Data entries:
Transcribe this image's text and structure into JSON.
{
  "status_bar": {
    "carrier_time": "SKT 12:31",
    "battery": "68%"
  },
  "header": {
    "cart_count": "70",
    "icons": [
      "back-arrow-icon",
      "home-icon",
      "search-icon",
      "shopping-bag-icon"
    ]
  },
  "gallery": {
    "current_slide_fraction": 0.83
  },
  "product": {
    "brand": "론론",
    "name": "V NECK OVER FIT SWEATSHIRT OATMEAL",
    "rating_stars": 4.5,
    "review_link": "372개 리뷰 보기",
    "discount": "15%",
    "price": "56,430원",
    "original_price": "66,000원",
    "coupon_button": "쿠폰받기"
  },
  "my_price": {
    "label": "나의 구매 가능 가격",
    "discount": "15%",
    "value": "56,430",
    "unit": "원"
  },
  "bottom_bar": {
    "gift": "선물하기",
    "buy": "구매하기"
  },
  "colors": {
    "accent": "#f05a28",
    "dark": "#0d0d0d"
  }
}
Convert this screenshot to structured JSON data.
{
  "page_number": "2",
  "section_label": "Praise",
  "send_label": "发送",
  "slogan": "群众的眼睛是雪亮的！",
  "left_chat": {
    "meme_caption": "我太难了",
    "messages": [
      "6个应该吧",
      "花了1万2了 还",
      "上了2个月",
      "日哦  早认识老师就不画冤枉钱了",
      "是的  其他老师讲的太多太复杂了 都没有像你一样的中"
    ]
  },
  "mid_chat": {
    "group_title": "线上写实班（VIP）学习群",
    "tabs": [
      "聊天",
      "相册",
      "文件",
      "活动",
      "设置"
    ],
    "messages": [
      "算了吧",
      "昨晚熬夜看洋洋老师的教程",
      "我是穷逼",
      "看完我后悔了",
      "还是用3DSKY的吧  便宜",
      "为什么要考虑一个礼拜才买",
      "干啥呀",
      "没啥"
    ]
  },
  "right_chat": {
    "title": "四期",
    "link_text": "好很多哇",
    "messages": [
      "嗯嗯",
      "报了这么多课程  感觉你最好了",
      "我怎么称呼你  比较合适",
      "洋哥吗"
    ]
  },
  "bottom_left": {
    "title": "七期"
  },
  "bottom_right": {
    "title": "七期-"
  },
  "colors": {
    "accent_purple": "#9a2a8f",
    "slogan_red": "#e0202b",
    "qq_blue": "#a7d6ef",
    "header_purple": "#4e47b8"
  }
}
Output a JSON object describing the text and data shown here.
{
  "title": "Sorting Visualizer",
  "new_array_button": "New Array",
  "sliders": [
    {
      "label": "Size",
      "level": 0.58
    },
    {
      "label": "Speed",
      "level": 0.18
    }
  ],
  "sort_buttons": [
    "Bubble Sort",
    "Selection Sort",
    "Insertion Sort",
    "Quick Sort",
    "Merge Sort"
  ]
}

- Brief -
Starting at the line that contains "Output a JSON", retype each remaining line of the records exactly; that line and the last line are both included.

- Response below -
Output a JSON object describing the text and data shown here.
{
  "title": "Sorting Visualizer",
  "new_array_button": "New Array",
  "sliders": [
    {
      "label": "Size",
      "level": 0.58
    },
    {
      "label": "Speed",
      "level": 0.18
    }
  ],
  "sort_buttons": [
    "Bubble Sort",
    "Selection Sort",
    "Insertion Sort",
    "Quick Sort",
    "Merge Sort"
  ]
}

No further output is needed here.